ENTREPRENEUR’S FILM AMBITIONS BACKED BY DOWNTON ABBEY STAR

DAN STEVENS may have commanded a handsome fee to play Matthew Crawley in the second series of Downton Abbey, but he is not above lending his skills to smaller acting projects for free.

Earlier this month, Stevens joined actresses Romola Garai and Imogen Stubbs to shoot a short film as a favour to its producer Lucan Toh, the chief executive of a Dubai-based corporate services group who is taking his first steps to become “the next Richard Curtis”.

The film, called Babysitting, is the second short film produced by Toh with his production partner Oliver Roskill of Wentworth Entertainment and his director Sam Hoare. Starring Garai as Maggie, it tells the story of a girl “struggling through life”, whose troubles take a turn for the worse when she babysits for her boss’s wife and the family dog dies on her watch.

Toh now plans to take the film to the Sundance, Venice, Cannes and Berlin film festivals to persuade investors to back his film venture Holland Park Pictures to the tune of the $1m needed to get his first feature film off the ground in 2012. “It remains to be seen what the critics will make of it but we’ll see,” Toh told The Capitalist. “We want to progress slowly but surely in this industry.”

ALTERNATIVE FUNDS
HEADS of banks, hedge fund managers and entrepreneurs – they all seek the advice of Britain’s most glamorous astrologer Shelley von Strunckel for business advice.

“People would be surprised at the clients I have on my books,” said Strunckel, whose latest project is teaching hedge fund managers to meditate so they remain “at the top of their game all the time”. “I strongly suggest meditation is an essential business tool,” continued the Hollywood-born sage, who had hedge funders queueing up to speak to her after dispensing this advice at the Invest Hedge Fund Forum at the British Museum.

“As professionals realise the old systems aren’t working, they are prepared to explore things that used to be considered alternative,” Strunckel explained. “Look at the major banks: they had to have extremely rigid structures and they haven’t exactly done too well…”

MONEY WALKS
FASHION designer Maria Grachvogel was the youngest-ever person to pass the City stockbroking exams at 17, and her finance past came full circle at this year’s London Fashion Week, when Butterfield Private Bank bankrolled her latest show.

Butterfield employees were thin on the ground, but Harold Tillman, the owner of Jaeger and Aquascutum, came along to cast an eye on the former James Capel employee’s latest collection, joined on the front row at The Savoy by models Jerry Hall, Georgia May Jagger and Yasmin Le Bon.

ARTS INSURANCE
MEANWHILE, Karen Green, the UK chief of insurance group Aspen, joined director Stephen Poliakoff at The Almeida for the press night of his latest play My City (pictured bottom).

Aspen recently renewed its partnership with the theatre for a further three years, building on its relationship as production sponsor that aims to ensure “continued bold programming, artistic endeavour and risk taking”. With net income of $313m and total assets of $8.8bn in 2010, the insurance giant can afford to underwrite the £3.9m required to run the theatre each year at this “difficult time for the arts”, as Green put it.

CNBC CHALLENGE
TRADING is now underway for CNBC’s Million Dollar Portfolio Challenge and, to mark the occasion, CNBC anchors Stephen Sedgwick and Geoff Cutmore declared the markets open at the London Stock Exchange yesterday.

CNBC’s EMEA chief executive Mick Buckley and head of news and programming John Casey also came along get the trading contest rolling, while the competition’s second prize, a Maserati GranCabrio Sport, was on display in Paternoster Square, where CNBC’s Squawk Box presenters broadcast their daily show.
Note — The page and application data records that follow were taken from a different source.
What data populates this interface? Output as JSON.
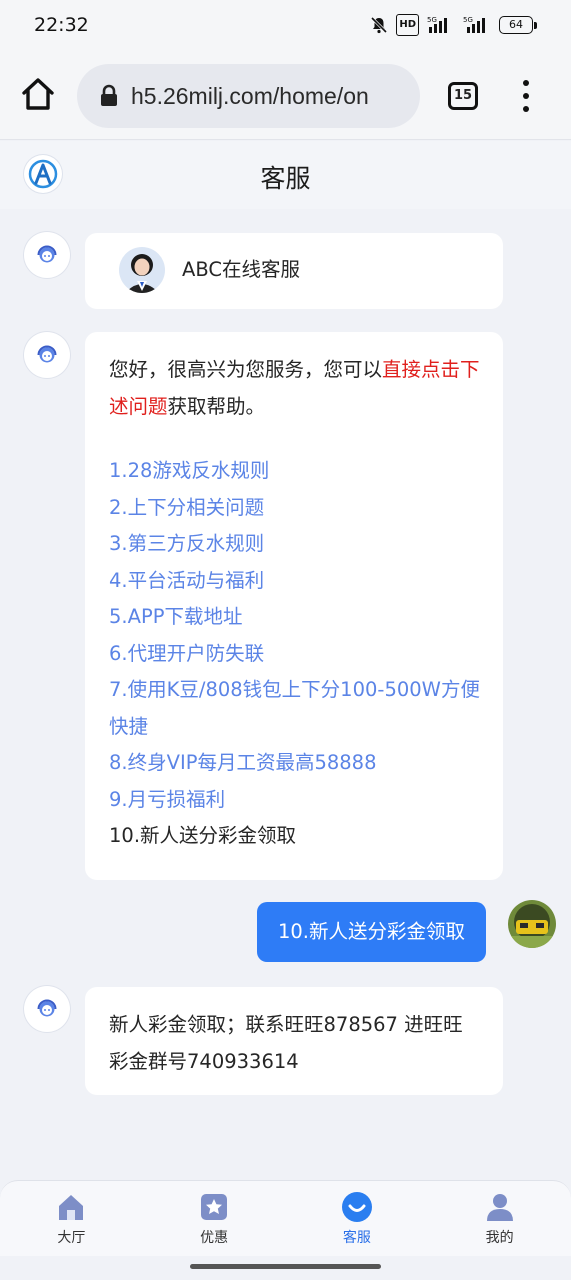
{
  "status_bar": {
    "time": "22:32",
    "hd_badge": "HD",
    "signal1": "5G",
    "signal2": "5G",
    "battery": "64"
  },
  "browser": {
    "url": "h5.26milj.com/home/on",
    "tab_count": "15"
  },
  "header": {
    "title": "客服"
  },
  "agent_card": {
    "name": "ABC在线客服"
  },
  "greeting": {
    "part1": "您好，很高兴为您服务，您可以",
    "highlight": "直接点击下述问题",
    "part2": "获取帮助。",
    "items": [
      "1.28游戏反水规则",
      "2.上下分相关问题",
      "3.第三方反水规则",
      "4.平台活动与福利",
      "5.APP下载地址",
      "6.代理开户防失联",
      "7.使用K豆/808钱包上下分100-500W方便快捷",
      "8.终身VIP每月工资最高58888",
      "9.月亏损福利",
      "10.新人送分彩金领取"
    ]
  },
  "user_message": "10.新人送分彩金领取",
  "reply": {
    "text": "新人彩金领取；联系旺旺878567 进旺旺彩金群号740933614"
  },
  "nav": [
    {
      "label": "大厅",
      "icon": "home-icon"
    },
    {
      "label": "优惠",
      "icon": "promo-star-icon"
    },
    {
      "label": "客服",
      "icon": "support-icon",
      "active": true
    },
    {
      "label": "我的",
      "icon": "profile-icon"
    }
  ],
  "colors": {
    "accent": "#2e7cf6",
    "link": "#5b84e6",
    "highlight": "#e0201d",
    "background": "#f0f2f7"
  }
}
So everything still to play for as the trading contest runs for the next ten weeks – see http://milliondollar.cnbc.com